I have long been promising myself a rant about this building and just the other fine morning remembered to take a photo. Speaking as a purely amateur architectural critic, from the first floor upwards the array of vertical elements is not displeasing. There is something rather ad hoc going on on the roof but at least it is mainly out of sight to the casual passer-by. The same can not be said about the seriously gross design of the canopy, a feature which no one using North Street can avoid seeing and, it follows, has had the potential to offend the eye of the vast majority of Brightonians and countless visitors.
One wonders why it had to be so deep and thus obscure part of the view of the first floor windows. What did it need to cover, apart from its own structural members and a few electricity cables? Or did the architect simply have in mind making some strong horizontal statement as counterpoint to the facade above? If so he surely failed badly. For such a prominent feature to stand any chance of success it needed the highest quality materials and utmost attention to detailed design. Instead the whole idea is trashed by the shabby cladding and the shoddy arrangement chosen to finish off the roofing of the canopy. The latter looks more suited to a garden shed than a prominent building in a busy City street.

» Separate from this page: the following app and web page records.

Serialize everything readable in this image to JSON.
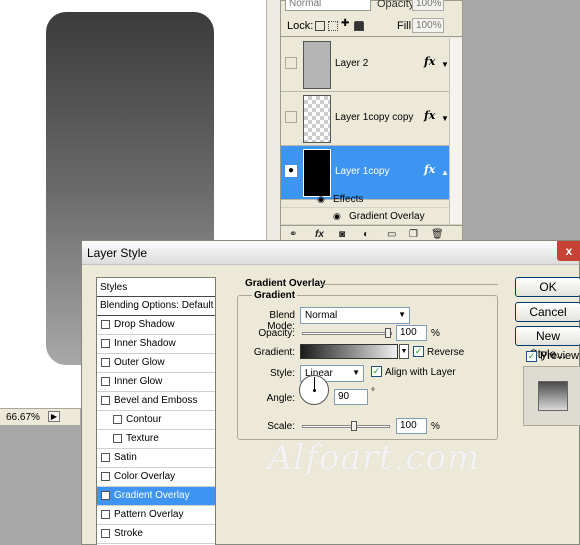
{
  "canvas": {
    "zoom": "66.67%"
  },
  "layers_panel": {
    "blend_mode": "Normal",
    "opacity_label": "Opacity:",
    "opacity_value": "100%",
    "lock_label": "Lock:",
    "fill_label": "Fill:",
    "fill_value": "100%",
    "layers": [
      {
        "name": "Layer 2",
        "fx": "fx"
      },
      {
        "name": "Layer 1copy copy",
        "fx": "fx"
      },
      {
        "name": "Layer 1copy",
        "fx": "fx"
      }
    ],
    "effects_label": "Effects",
    "effect_item": "Gradient Overlay"
  },
  "dialog": {
    "title": "Layer Style",
    "close": "x",
    "styles_header": "Styles",
    "blending_options": "Blending Options: Default",
    "styles": [
      {
        "label": "Drop Shadow",
        "checked": false
      },
      {
        "label": "Inner Shadow",
        "checked": false
      },
      {
        "label": "Outer Glow",
        "checked": false
      },
      {
        "label": "Inner Glow",
        "checked": false
      },
      {
        "label": "Bevel and Emboss",
        "checked": false
      },
      {
        "label": "Contour",
        "checked": false
      },
      {
        "label": "Texture",
        "checked": false
      },
      {
        "label": "Satin",
        "checked": false
      },
      {
        "label": "Color Overlay",
        "checked": false
      },
      {
        "label": "Gradient Overlay",
        "checked": true
      },
      {
        "label": "Pattern Overlay",
        "checked": false
      },
      {
        "label": "Stroke",
        "checked": false
      }
    ],
    "section_title": "Gradient Overlay",
    "group_title": "Gradient",
    "blend_mode_label": "Blend Mode:",
    "blend_mode_value": "Normal",
    "opacity_label": "Opacity:",
    "opacity_value": "100",
    "percent": "%",
    "gradient_label": "Gradient:",
    "reverse_label": "Reverse",
    "reverse_checked": true,
    "style_label": "Style:",
    "style_value": "Linear",
    "align_label": "Align with Layer",
    "align_checked": true,
    "angle_label": "Angle:",
    "angle_value": "90",
    "degree": "°",
    "scale_label": "Scale:",
    "scale_value": "100",
    "ok": "OK",
    "cancel": "Cancel",
    "new_style": "New Style...",
    "preview_label": "Preview",
    "preview_checked": true
  },
  "watermark": "Alfoart.com"
}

To pile on the visual offence, many years ago the roof of a lorry came into contact with the edge of the canopy and took a chunk out. This draws the eye even more certainly to the canopy and away from the better features of the building. It appears no one cares enough to have it repaired.
The Premier Inn stands on the site of one of the many Prudential Insurance Offices designed by famous victorian architect Alfred Waterhouse in his characteristic red-brick victorian gothic style. It was demolished in 1967 when my back was turned.